---- Source data
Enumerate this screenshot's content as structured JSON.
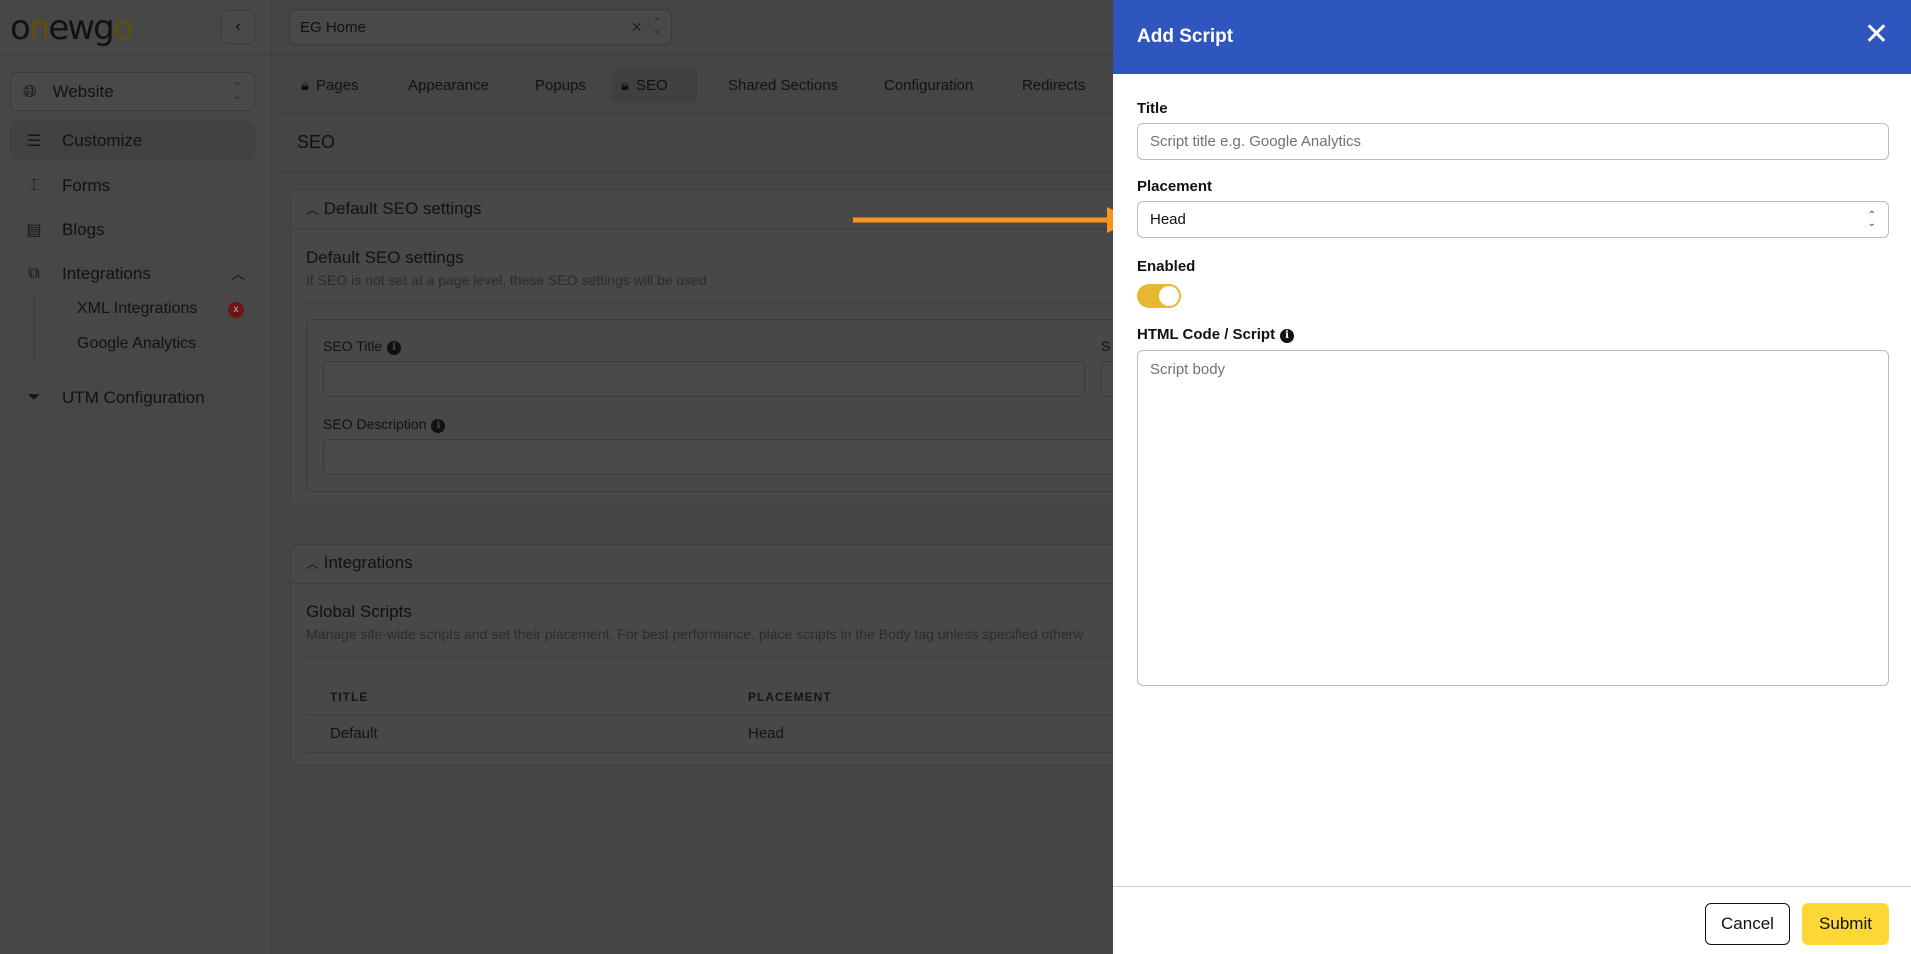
{
  "brand": {
    "logo_text": "onewgo"
  },
  "topbar": {
    "page_select_value": "EG Home"
  },
  "sidebar": {
    "site_select": "Website",
    "items": [
      {
        "label": "Customize",
        "icon": "sliders-icon"
      },
      {
        "label": "Forms",
        "icon": "form-icon"
      },
      {
        "label": "Blogs",
        "icon": "newspaper-icon"
      },
      {
        "label": "Integrations",
        "icon": "puzzle-icon"
      },
      {
        "label": "UTM Configuration",
        "icon": "filter-icon"
      }
    ],
    "sub_items": [
      {
        "label": "XML Integrations",
        "badge": "x"
      },
      {
        "label": "Google Analytics"
      }
    ]
  },
  "tabs": [
    {
      "label": "Pages",
      "locked": true
    },
    {
      "label": "Appearance"
    },
    {
      "label": "Popups"
    },
    {
      "label": "SEO",
      "locked": true,
      "active": true
    },
    {
      "label": "Shared Sections"
    },
    {
      "label": "Configuration"
    },
    {
      "label": "Redirects"
    }
  ],
  "page": {
    "title": "SEO",
    "seo_card": {
      "header": "Default SEO settings",
      "title": "Default SEO settings",
      "subtitle": "If SEO is not set at a page level, these SEO settings will be used",
      "seo_title_label": "SEO Title",
      "seo_description_label": "SEO Description",
      "cut_label": "S"
    },
    "integrations_card": {
      "header": "Integrations",
      "title": "Global Scripts",
      "subtitle": "Manage site-wide scripts and set their placement. For best performance, place scripts in the Body tag unless specified otherw",
      "columns": [
        "TITLE",
        "PLACEMENT"
      ],
      "rows": [
        {
          "title": "Default",
          "placement": "Head"
        }
      ]
    }
  },
  "drawer": {
    "title": "Add Script",
    "title_label": "Title",
    "title_placeholder": "Script title e.g. Google Analytics",
    "placement_label": "Placement",
    "placement_value": "Head",
    "enabled_label": "Enabled",
    "enabled": true,
    "code_label": "HTML Code / Script",
    "code_placeholder": "Script body",
    "cancel": "Cancel",
    "submit": "Submit"
  },
  "colors": {
    "header_blue": "#2f55be",
    "accent_yellow": "#fdd835",
    "toggle_on": "#e5b732",
    "arrow": "#f7931e"
  }
}
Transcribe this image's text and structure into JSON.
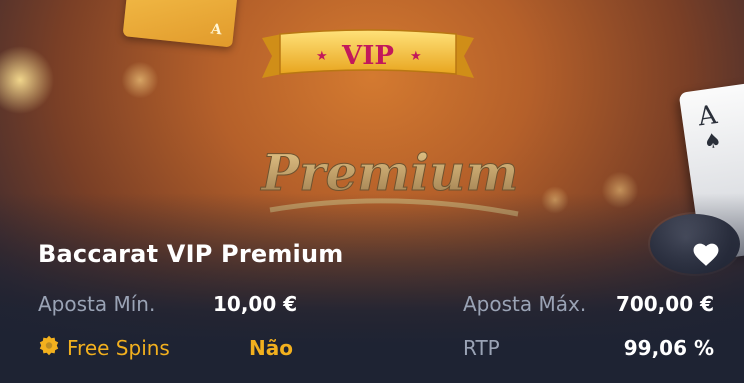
{
  "banner": {
    "vip_text": "VIP",
    "premium_text": "Premium",
    "card_corner": "A",
    "ace_corner": "A",
    "ace_suit": "♠"
  },
  "game": {
    "title": "Baccarat VIP Premium",
    "favorite": true
  },
  "stats": {
    "min_bet_label": "Aposta Mín.",
    "min_bet_value": "10,00 €",
    "max_bet_label": "Aposta Máx.",
    "max_bet_value": "700,00 €",
    "free_spins_label": "Free Spins",
    "free_spins_value": "Não",
    "rtp_label": "RTP",
    "rtp_value": "99,06 %"
  },
  "colors": {
    "accent": "#f2b01e",
    "label": "#9aa3b5",
    "background": "#1e2333",
    "vip_text": "#c2185b"
  },
  "icons": {
    "favorite": "heart-icon",
    "free_spins": "gear-badge-icon"
  }
}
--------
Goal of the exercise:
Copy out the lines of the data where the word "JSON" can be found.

Answer to this problem:
Enumerate this screenshot's content as structured JSON.
Transcribe this image's text and structure into JSON.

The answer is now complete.